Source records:
====
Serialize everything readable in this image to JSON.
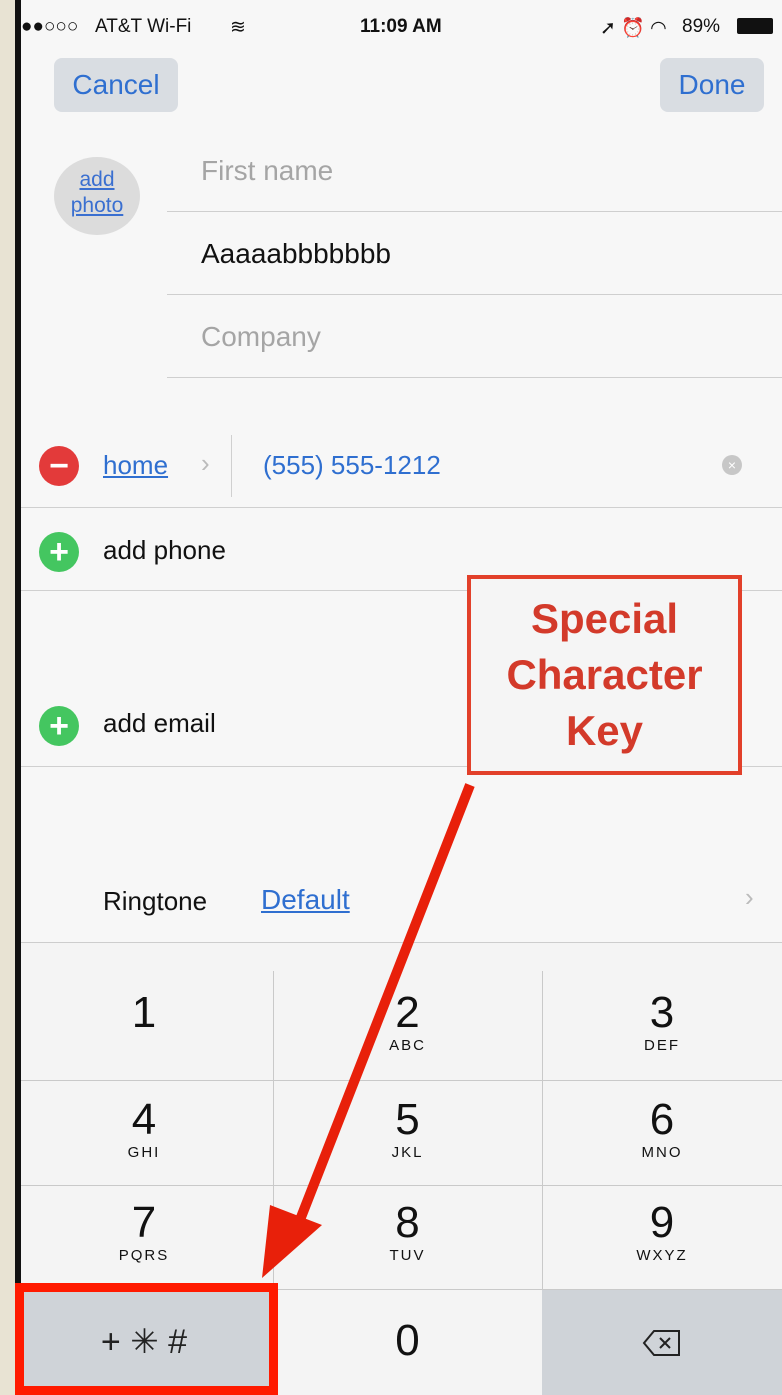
{
  "status_bar": {
    "carrier": "AT&T Wi-Fi",
    "time": "11:09 AM",
    "battery": "89%"
  },
  "nav": {
    "cancel": "Cancel",
    "done": "Done"
  },
  "avatar": {
    "line1": "add",
    "line2": "photo"
  },
  "fields": {
    "first_name_placeholder": "First name",
    "last_name_value": "Aaaaabbbbbbb",
    "company_placeholder": "Company"
  },
  "phone": {
    "label": "home",
    "value": "(555) 555-1212",
    "add_phone": "add phone"
  },
  "email": {
    "add_email": "add email"
  },
  "ringtone": {
    "label": "Ringtone",
    "value": "Default"
  },
  "keypad": {
    "keys": [
      {
        "digit": "1",
        "letters": ""
      },
      {
        "digit": "2",
        "letters": "ABC"
      },
      {
        "digit": "3",
        "letters": "DEF"
      },
      {
        "digit": "4",
        "letters": "GHI"
      },
      {
        "digit": "5",
        "letters": "JKL"
      },
      {
        "digit": "6",
        "letters": "MNO"
      },
      {
        "digit": "7",
        "letters": "PQRS"
      },
      {
        "digit": "8",
        "letters": "TUV"
      },
      {
        "digit": "9",
        "letters": "WXYZ"
      },
      {
        "digit": "0",
        "letters": ""
      }
    ],
    "special": "+ ✳ #"
  },
  "annotation": {
    "line1": "Special",
    "line2": "Character",
    "line3": "Key",
    "color": "#e2402a"
  }
}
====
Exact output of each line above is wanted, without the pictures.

OUTPUT OF THE EXERCISE:
Serialize everything readable in this image to JSON.
{
  "status_bar": {
    "carrier": "AT&T Wi-Fi",
    "time": "11:09 AM",
    "battery": "89%"
  },
  "nav": {
    "cancel": "Cancel",
    "done": "Done"
  },
  "avatar": {
    "line1": "add",
    "line2": "photo"
  },
  "fields": {
    "first_name_placeholder": "First name",
    "last_name_value": "Aaaaabbbbbbb",
    "company_placeholder": "Company"
  },
  "phone": {
    "label": "home",
    "value": "(555) 555-1212",
    "add_phone": "add phone"
  },
  "email": {
    "add_email": "add email"
  },
  "ringtone": {
    "label": "Ringtone",
    "value": "Default"
  },
  "keypad": {
    "keys": [
      {
        "digit": "1",
        "letters": ""
      },
      {
        "digit": "2",
        "letters": "ABC"
      },
      {
        "digit": "3",
        "letters": "DEF"
      },
      {
        "digit": "4",
        "letters": "GHI"
      },
      {
        "digit": "5",
        "letters": "JKL"
      },
      {
        "digit": "6",
        "letters": "MNO"
      },
      {
        "digit": "7",
        "letters": "PQRS"
      },
      {
        "digit": "8",
        "letters": "TUV"
      },
      {
        "digit": "9",
        "letters": "WXYZ"
      },
      {
        "digit": "0",
        "letters": ""
      }
    ],
    "special": "+ ✳ #"
  },
  "annotation": {
    "line1": "Special",
    "line2": "Character",
    "line3": "Key",
    "color": "#e2402a"
  }
}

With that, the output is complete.